I rolled my eyes again, but didn’t argue as we started to walk away. I wasn’t quite as demonstrative in my enthusiasm, but Zed was right about two things. One, I stunk. Two, I didn’t want to waste any time either.

I just didn’t think it was for the same reason. Unlike most of my buddies, I rarely looked forward to leave.

“First thing I’m going to do when I get home is eat some fucking real food.”

One of the soldiers behind me was talking with a couple others. His accent told me he was from around here.

“Mom’s meatloaf with mashed potatoes. Homemade gravy. Grandmama’s collard greens.”

I was guessing Grandmama was from down south. For a moment, I wondered if any of my grandparents were from the south. I’d never met any of them, and my parents sure as hell hadn’t talked about them. I didn’t even know if any of them were alive or dead. Odds said that at least one probably was still alive, but I’d always figured that if they hadn’t found me by now, I doubted I really wanted to know them.

“Hey, Sarge, you got a home-cooked meal waiting for you?” the soldier called up to me.

“Naw, Philly here’s an East Coast boy.” Zed tried to rub the top of my head, but I swatted his hand away. “We’re going to spend our time getting shit-faced.”

“Speak for yourself,” I said. “I’ll take one night out drinking, but I’m not going to spend Tuesday morning puking my guts out and wishing myself dead.”

Zed shrugged. “Your loss.”

“Do you have a girl in the area, Sergeant?” Another of the soldiers asked. “You don’t talk much about life outside. Family back home. A girl.” He grinned. “Or a guy. You know, since that’s no longer an issue.”

“That’s it.” Zed threw his arm around my neck and planted a loud kiss on my cheek. “You’ve found us out. Xavier Hammond and I are lovers.”

“Shut up, you ass.” I shoved him away from me, hard enough to make him nearly stumble.

I couldn’t help but join in as we all laughed. By nature – and by nurture – I was usually a serious guy, but if anyone could make me laugh, it was Zed.

“Come to think of it, sir,” the local boy said. “I’ve never seen you with a woman.”

“He’s got you there,” Zed said as he fell in step beside me again.

“Just because I don’t brag doesn’t mean I don’t get any,” I retorted. “Zed, on the other hand, shoots off his mouth so much that I’m starting to think he’s all talk and nothing else.”

“You’re just jealous that you always get the ugly friend,” he said with a grin.

“How come you’re not going home?” The soldier turned his question to Zed. “Aren’t you from somewhere around here?”

“New Mexico,” he answered easily. “But who else would keep Sarge here company if I took off. Besides.” He flashed that infuriating smile. “My mom doesn’t cook so good.”

The guys laughed again, but the local boy’s attention was on me again.

“What about your family, Sarge?

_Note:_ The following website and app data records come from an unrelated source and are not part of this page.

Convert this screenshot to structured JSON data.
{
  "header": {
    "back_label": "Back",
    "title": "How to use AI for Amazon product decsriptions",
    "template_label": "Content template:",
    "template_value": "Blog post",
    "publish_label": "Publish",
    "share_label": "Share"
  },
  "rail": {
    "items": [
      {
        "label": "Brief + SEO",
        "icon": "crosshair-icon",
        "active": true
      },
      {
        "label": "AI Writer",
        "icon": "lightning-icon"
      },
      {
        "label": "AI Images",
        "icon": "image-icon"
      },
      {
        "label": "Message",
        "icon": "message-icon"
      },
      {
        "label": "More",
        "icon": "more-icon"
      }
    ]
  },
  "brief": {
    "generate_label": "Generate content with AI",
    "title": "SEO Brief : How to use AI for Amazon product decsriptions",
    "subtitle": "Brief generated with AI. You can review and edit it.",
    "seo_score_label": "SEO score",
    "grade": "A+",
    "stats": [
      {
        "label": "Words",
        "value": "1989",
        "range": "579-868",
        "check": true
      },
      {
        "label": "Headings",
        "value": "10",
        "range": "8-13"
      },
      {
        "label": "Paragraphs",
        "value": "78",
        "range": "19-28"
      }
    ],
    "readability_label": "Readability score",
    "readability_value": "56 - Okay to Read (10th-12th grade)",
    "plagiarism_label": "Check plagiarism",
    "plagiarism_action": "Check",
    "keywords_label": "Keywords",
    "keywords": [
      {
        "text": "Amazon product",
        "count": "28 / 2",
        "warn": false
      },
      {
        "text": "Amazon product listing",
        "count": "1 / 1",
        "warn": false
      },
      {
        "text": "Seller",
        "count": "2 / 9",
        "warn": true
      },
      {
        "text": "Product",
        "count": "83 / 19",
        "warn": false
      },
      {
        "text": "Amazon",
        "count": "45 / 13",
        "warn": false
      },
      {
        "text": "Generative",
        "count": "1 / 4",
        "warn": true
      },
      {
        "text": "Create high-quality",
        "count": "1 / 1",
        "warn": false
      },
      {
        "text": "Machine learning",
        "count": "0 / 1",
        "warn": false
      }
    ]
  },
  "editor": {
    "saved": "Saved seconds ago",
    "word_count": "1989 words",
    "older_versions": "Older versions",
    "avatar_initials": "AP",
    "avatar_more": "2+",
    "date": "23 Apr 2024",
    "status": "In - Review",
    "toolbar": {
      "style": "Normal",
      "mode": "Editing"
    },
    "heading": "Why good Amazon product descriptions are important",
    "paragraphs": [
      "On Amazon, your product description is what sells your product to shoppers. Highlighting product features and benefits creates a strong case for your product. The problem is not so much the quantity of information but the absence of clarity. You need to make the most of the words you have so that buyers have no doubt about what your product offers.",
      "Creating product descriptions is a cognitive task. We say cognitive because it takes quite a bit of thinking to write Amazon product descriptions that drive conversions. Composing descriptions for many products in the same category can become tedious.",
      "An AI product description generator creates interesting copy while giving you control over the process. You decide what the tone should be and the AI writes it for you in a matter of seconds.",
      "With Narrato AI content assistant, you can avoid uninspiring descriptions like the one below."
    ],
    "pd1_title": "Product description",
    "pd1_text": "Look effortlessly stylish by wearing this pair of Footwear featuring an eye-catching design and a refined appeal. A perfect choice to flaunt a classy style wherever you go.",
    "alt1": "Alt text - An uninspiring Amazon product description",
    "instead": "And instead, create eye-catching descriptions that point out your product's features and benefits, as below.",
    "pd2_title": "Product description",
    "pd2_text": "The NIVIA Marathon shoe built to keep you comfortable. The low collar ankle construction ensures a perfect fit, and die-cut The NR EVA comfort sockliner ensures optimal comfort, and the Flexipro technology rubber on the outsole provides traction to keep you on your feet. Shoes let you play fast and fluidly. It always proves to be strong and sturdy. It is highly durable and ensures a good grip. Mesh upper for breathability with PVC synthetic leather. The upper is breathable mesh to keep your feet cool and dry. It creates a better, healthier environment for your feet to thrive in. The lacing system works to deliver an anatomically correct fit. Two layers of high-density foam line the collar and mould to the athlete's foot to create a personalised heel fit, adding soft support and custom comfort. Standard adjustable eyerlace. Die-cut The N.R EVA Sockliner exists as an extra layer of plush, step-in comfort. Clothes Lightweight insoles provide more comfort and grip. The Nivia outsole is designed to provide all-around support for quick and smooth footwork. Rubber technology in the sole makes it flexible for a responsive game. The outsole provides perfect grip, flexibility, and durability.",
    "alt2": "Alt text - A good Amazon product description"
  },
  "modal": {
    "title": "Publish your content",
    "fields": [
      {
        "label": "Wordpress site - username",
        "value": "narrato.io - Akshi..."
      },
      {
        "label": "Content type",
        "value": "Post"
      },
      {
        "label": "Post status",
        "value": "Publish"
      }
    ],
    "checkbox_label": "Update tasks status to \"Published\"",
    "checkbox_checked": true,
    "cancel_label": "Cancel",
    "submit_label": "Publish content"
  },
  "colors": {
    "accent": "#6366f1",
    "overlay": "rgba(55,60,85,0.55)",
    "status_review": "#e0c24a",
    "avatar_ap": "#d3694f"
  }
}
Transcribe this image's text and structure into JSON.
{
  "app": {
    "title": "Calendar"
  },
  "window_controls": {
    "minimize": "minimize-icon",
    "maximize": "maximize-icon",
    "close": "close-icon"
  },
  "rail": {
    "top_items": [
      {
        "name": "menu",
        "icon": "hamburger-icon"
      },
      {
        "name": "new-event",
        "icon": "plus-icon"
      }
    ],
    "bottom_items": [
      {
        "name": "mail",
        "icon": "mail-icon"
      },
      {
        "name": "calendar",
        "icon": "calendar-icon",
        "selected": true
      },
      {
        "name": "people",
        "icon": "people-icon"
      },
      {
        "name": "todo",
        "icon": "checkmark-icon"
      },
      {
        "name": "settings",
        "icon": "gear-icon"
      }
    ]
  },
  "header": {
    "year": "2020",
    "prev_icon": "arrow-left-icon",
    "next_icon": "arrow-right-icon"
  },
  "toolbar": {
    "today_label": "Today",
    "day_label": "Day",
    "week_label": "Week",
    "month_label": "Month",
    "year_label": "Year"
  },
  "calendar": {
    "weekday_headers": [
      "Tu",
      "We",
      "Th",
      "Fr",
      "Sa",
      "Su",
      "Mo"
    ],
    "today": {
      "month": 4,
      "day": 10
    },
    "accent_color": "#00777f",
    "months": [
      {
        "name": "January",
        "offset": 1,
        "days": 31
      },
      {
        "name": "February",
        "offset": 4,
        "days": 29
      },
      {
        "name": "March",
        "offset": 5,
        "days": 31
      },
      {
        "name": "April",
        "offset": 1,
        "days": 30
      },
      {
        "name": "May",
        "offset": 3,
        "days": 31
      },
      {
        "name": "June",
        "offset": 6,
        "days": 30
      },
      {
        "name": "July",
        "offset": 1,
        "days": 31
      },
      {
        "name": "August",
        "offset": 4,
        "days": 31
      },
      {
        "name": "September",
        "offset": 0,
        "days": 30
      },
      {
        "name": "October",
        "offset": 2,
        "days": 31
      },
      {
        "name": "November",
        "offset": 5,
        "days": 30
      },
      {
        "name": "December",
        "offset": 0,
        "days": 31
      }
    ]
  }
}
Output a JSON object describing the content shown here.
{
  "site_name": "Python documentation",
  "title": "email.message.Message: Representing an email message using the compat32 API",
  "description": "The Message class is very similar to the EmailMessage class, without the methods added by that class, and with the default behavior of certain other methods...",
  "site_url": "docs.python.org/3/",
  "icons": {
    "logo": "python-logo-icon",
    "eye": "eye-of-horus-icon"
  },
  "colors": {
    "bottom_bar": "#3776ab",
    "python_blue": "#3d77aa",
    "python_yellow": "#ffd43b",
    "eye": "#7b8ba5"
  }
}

Seventy-two hours could be enough time to fly out to Philly and back again.”

I saw Zed out of the corner of my eye, shaking his head at the soldier. I didn’t mind answering though. It wasn’t like it was some secret or anything. I just didn’t talk about myself or my past. Zed only knew because we’d been friends for a while.

I kept the answer simple, my eyes straight ahead. I had no problem with the truth, but that didn’t mean I liked what I had to say. “I don’t have any family.”